Scott Dixon was the runner-up to Takuma Sato in the 2020 race, and he said Sunday’s finish raises questions about the consistency of IndyCar officiating.

“The problem I’ve got is you’ve got someone who is determining the race and how it finishes,” Dixon said. “Even though they don’t think they are as a group, it does. It’s the same thing they’re doing on road and street courses. They’re leaving a car stranded, and the driver isn’t not able to get out until everybody pits but then they’re waiting until the last guy pits so he has a massive advantage. They’re still altering the outcome of a race.”

The six-time IndyCar champion said IndyCar also erred by waiting a lap and a half before throwing the third red flag.

“We used to do it, if there’s a crash, you go yellow and it equals itself out over the season whether you’re on the right side or wrong side of it,” he said. “I don’t know what the fix is. Red has become the trend.”

Alex Palou is among those lobbying for IndyCar to choose a cutoff lap for using the red (and allowing the race to end under caution otherwise).

“I would like something that at least when we go next year, they have to follow the rule,” Palou said. “That would be the best-case scenario. Like, if we don’t have more than 2 laps under green we cannot throw a red.”

Palou also openly wondered if intentionally botching a restart might become fair game, noting that IndyCar waved off a restart after the first red flag but kept Pato O’Ward as the leader.

“I don’t know what they’d do if you purposefully do a bad start,” Palou said. “I think I would’ve tried it. Why not? They are throwing you a (bad) rule, you can play it wrong as well.”

If IndyCar had waved off the final restart, Ericsson plausibly could have been declared the winner by forcing the hand of race control.

Ericsson conceded he did consider intentionally slowing down to scatter the field for the final green flag.
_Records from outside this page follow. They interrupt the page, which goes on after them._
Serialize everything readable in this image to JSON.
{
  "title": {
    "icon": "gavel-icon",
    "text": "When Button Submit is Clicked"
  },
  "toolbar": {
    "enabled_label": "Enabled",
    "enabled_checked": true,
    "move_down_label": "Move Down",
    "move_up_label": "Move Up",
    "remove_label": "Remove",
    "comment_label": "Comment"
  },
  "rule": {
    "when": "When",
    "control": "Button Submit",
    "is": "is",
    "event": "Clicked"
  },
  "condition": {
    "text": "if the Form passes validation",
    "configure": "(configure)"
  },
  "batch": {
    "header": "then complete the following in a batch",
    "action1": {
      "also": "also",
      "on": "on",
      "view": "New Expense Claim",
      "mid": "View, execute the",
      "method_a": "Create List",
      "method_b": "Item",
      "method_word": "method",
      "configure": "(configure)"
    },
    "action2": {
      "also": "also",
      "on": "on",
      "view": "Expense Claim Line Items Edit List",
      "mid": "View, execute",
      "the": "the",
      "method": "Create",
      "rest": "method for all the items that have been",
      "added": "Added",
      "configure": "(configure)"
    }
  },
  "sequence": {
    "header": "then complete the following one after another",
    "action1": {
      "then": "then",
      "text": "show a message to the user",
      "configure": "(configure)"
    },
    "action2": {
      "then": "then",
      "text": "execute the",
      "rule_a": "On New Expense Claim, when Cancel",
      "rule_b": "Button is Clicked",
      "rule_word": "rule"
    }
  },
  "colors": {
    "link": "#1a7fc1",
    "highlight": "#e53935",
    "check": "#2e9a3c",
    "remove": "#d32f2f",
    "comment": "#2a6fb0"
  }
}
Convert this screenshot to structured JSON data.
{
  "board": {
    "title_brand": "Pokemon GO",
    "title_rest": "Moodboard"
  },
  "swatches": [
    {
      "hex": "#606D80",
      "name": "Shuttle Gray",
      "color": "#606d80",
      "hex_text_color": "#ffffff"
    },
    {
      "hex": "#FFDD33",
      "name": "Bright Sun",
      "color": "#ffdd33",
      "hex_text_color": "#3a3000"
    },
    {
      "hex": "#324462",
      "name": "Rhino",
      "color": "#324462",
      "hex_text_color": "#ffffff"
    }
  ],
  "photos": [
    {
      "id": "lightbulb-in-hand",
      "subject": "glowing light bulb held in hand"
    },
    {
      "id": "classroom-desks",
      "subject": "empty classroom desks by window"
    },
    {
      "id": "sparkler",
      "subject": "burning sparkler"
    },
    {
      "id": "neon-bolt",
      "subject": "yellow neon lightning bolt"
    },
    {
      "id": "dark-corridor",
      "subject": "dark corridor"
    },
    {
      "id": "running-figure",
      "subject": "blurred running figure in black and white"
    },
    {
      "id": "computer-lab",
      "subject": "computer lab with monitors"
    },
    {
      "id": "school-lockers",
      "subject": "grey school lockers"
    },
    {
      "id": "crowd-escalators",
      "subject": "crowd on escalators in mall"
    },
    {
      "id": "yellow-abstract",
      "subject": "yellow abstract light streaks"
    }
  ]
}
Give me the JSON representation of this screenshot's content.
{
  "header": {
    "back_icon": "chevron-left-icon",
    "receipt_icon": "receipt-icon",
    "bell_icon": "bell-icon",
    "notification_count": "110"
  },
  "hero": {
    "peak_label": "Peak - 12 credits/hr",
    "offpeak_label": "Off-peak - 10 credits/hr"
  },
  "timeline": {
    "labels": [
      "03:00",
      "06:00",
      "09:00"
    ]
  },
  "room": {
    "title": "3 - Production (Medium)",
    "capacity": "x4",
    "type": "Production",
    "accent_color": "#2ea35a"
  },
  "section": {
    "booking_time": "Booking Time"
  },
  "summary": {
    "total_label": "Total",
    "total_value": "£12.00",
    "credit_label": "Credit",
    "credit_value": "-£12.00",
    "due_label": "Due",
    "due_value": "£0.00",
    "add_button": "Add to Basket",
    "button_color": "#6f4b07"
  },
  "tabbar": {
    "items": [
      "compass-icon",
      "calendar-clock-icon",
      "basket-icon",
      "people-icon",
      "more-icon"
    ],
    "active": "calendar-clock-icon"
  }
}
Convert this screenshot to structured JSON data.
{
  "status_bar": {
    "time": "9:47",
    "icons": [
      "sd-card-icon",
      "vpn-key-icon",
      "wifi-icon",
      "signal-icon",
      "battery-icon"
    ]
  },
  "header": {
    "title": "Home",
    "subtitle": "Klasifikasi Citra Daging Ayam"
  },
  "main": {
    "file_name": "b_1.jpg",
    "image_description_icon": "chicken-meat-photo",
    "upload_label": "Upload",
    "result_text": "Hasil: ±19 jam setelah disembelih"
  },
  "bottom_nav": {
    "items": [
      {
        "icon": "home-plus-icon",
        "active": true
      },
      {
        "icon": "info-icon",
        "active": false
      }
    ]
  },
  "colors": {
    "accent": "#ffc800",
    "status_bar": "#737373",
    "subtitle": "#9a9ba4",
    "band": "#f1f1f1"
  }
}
“Some people said I should have done that,” he said. “I was thinking about it, and that thought was in my head, but I don’t think that would have been the way to do it, and I think IndyCar would have shown the green either way. I spoke to (race director) Kyle Novak, and he said whatever you’d done, we would have shown the green.”
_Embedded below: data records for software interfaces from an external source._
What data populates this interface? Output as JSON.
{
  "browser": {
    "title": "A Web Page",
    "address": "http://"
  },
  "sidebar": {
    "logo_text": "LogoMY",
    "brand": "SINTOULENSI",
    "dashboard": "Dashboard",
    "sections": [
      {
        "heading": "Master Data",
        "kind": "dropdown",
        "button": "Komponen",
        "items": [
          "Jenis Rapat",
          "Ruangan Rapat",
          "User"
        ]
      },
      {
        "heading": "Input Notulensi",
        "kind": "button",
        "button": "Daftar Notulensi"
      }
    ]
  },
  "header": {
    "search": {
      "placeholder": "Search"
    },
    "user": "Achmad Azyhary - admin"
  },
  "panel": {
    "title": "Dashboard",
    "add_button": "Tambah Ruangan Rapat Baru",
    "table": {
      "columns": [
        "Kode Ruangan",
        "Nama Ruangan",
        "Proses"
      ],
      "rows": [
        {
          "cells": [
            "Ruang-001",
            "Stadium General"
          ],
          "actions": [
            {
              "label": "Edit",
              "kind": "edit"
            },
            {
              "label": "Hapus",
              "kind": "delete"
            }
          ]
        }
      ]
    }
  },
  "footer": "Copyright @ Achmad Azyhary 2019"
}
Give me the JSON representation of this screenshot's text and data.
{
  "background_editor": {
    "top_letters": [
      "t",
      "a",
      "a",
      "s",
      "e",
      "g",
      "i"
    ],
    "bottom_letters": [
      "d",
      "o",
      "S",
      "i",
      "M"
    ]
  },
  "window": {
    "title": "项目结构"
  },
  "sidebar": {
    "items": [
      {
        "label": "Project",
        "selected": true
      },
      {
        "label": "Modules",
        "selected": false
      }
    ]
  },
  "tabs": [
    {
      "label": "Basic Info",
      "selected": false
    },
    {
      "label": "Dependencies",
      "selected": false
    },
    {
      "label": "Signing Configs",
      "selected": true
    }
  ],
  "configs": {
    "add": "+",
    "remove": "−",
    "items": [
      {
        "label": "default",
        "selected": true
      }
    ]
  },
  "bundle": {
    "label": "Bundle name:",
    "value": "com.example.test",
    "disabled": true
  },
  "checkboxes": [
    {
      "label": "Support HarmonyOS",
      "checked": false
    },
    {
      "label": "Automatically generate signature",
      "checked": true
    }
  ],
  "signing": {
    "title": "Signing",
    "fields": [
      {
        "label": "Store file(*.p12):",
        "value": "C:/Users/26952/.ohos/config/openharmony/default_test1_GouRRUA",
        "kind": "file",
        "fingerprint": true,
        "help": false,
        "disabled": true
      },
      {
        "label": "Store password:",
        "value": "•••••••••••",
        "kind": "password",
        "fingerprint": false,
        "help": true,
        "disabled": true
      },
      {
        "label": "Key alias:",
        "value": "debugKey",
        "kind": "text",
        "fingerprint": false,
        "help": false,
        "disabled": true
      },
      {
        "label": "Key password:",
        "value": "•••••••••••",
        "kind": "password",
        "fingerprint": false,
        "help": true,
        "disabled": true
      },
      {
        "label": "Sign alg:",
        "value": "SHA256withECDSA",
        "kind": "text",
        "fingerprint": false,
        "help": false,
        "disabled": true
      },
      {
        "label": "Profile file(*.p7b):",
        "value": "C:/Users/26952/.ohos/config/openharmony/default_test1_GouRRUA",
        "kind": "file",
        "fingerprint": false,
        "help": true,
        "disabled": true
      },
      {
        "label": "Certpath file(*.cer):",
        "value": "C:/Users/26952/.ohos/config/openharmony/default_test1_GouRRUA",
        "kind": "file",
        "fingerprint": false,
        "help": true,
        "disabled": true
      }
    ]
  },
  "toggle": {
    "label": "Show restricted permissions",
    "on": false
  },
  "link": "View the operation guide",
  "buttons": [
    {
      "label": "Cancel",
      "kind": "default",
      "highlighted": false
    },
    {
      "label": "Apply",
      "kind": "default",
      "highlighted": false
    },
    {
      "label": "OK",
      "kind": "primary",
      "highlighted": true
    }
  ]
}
Ericsson chose the opposite option, going as early as possible in the restart zone at the start of Turn 3 (and catching Newgarden off guard)
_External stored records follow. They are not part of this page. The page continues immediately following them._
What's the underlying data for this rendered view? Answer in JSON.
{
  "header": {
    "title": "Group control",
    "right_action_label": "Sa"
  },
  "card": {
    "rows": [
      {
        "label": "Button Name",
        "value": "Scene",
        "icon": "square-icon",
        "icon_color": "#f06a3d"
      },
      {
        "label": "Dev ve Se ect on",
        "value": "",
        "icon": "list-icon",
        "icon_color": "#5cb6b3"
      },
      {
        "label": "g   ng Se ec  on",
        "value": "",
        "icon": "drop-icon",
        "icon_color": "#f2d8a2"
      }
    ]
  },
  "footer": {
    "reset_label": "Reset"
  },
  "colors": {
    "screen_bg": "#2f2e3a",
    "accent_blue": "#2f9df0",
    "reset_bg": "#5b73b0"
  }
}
“I knew my only chance to win this thing was to get the jump, be in the lead in Turn 1 and 2, and hope someone wrecks in Turn 1 to go yellow again,” Ericsson said.

It didn’t happen, which left the Swede wrestling with many questions and thoughts since painfully revisiting a race replay Wednesday (normally he watches Mondays but “I couldn’t do it the day after; I needed a few days.”).

Ericsson said he actually would have felt better about losing on the final restart if IndyCar had thrown the final red a lap earlier and allowed for a two-lap shootout “because then I would have had a chance to win the race. But it would have felt better for me to lose it. At least then, we’re doing our normal procedure. Now it feels like we went away from the procedure we’ve always done forever for the sake of entertainment instead of the sporting side of it.”

He likes the concept of announcing a cutoff lap at which the red flag no longer can be used (“then it’s super clear, and we would not have this discussion at all because we all know this is what’s going to happen.”), but his primary ask is that the issue gets addressed at least before the 108th Indy 500.

Even without an announced policy, he expects that IndyCar will throw a red flag if there’s a yellow with three laps to go for every race over the rest of the 2023 season.

“Because that’s what we did in Indy, and I hope we’re not going to change that in Detroit, Iowa or something else, because then I’d question are we doing the red flag for the show or for the sport,” he said. “What are we doing it for really? Now we’ve set a standard that this is the way we do things, then I expect it for every race from now on.”